A recent Law 360 story by Jack Queen, “UBS Whistleblower Naps $1.8M in Atty Fees on $1M Jury Win,” reports that a Manhattan federal court awarded a former UBS Securities analyst who won a $1 million retaliatory firing verdict $1.77 million in attorney fees and costs, granting half the sum requested by his lawyers at Stulberg & Walsh LLP and Herbst Law PLLC. U.S. District Judge Katherine Polk Failla said the case was one of the "closest [her] court has ever observed" in her 74-page order, which parsed seven years of tenacious litigation between Trevor Murray and UBS in two separate cases that yielded five published opinions and a $3.2 million request for fees that the investment bank pilloried as "jaw-dropping" and "excessive."
Judge Failla slashed Murray's fee request for both of his firms, finding that while he notched a victory in a developing area of the law against a well-armed opponent, there were "enormous disparities" between what Murray sought, what he got and what his attorneys ultimately asked for. "Putting to the side the policy goals ostensibly vindicated by the jury's verdict, the fact remains that plaintiff obtained significantly less relief, quantitatively and qualitatively, than he sought," Judge Failla said.
Murray sought $14 million in damages under the Sarbanes-Oxley Act in a case Judge Failla described as "far from a slam dunk." Jurors awarded the former mortgage-backed securities analyst about $1 million in 2017, finding he was fired for refusing to skew his research to impress investors but concluding he wasn't entitled to damages for future wages. Murray argued that substantial fees were warranted because he secured an extremely rare trial win on a Sarbanes-Oxley retaliation claim after weathering a years-long onslaught from UBS' legal team. Healthy compensation for his attorneys would encourage other lawyers to represent whistleblowers, he said.
UBS countered that Murray's lawyers "wasted countless hours in pursuing losing positions" and won only a "'success' worse than defeat" after years of fighting. Murray won $653,300 in back pay and $250,000 in noneconomic damages plus interest while striking out on future pay and reinstatement, UBS noted. Judge Failla found merit in both positions but still trimmed Murray's hours significantly, pointing to the gulf between his demand and award, the "top-heavy" billing practices of his lawyers and their litigation and staffing strategies, which she said led to wasted effort.

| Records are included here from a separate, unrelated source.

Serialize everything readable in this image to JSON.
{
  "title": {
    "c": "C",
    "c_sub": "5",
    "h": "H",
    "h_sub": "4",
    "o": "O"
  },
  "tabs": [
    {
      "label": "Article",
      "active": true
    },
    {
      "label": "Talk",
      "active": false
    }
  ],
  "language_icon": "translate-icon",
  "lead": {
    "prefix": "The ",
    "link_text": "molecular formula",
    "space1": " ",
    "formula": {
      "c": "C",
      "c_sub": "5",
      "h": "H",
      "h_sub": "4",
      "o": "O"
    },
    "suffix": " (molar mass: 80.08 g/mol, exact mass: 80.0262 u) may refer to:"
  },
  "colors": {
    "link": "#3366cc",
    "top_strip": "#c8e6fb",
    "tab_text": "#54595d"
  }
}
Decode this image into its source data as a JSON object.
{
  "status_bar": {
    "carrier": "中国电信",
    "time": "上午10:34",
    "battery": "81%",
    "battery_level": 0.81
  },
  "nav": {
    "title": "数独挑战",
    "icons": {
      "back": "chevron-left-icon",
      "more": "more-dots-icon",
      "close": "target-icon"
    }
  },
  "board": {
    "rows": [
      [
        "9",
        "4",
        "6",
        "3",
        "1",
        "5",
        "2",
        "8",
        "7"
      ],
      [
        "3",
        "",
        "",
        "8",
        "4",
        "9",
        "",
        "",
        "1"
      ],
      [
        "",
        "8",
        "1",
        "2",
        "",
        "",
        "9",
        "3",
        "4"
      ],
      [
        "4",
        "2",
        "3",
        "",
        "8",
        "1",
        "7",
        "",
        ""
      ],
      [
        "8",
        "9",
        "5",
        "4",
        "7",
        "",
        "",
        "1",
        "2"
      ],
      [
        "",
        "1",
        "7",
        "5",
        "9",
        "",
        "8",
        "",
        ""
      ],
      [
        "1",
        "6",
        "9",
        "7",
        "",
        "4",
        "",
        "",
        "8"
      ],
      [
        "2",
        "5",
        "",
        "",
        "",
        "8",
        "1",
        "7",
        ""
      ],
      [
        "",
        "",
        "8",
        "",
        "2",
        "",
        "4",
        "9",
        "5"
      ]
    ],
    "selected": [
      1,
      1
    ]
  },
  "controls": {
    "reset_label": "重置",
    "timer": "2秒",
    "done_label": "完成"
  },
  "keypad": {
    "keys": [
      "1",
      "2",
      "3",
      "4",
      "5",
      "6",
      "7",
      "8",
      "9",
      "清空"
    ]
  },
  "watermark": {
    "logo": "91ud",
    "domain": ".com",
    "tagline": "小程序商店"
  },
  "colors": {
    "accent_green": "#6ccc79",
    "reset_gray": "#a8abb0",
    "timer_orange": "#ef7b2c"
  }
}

Murray waited until the eve of trial to hire Herbst Law because Stulberg & Walsh had inadequate trial experience to argue the case, which Judge Failla said led to duplicative billing. Murray also mothballed his initial claim under the Dodd-Frank Act when it went to arbitration only to see it gutted by the U.S. Supreme Court's decision in Digital Realty Trust Inc. v. Somers , which found plaintiffs can only qualify as whistleblowers under Dodd-Frank if they go directly to the U.S. Securities and Exchange Commission.
"The court does not fault plaintiff or his counsel for not being prescient," Judge Failla wrote. "That said, plaintiff and his counsel made strategic litigation decisions that had dramatic impact on his legal bills." In a statement to Law360, Murray's attorney Robert L. Herbst said the "huge reduction disincentivizes civil rights lawyers and their clients to take on these difficult and protracted legal struggles against major law firms whose billings and hourly rates are double ours." Robert Stulberg concurred, adding that "if courts do not believe that vindication of a whistleblower's rights, and a million-dollar judgment, are a 'success,' then the reason for fee-shifting in civil rights statutes has not been served."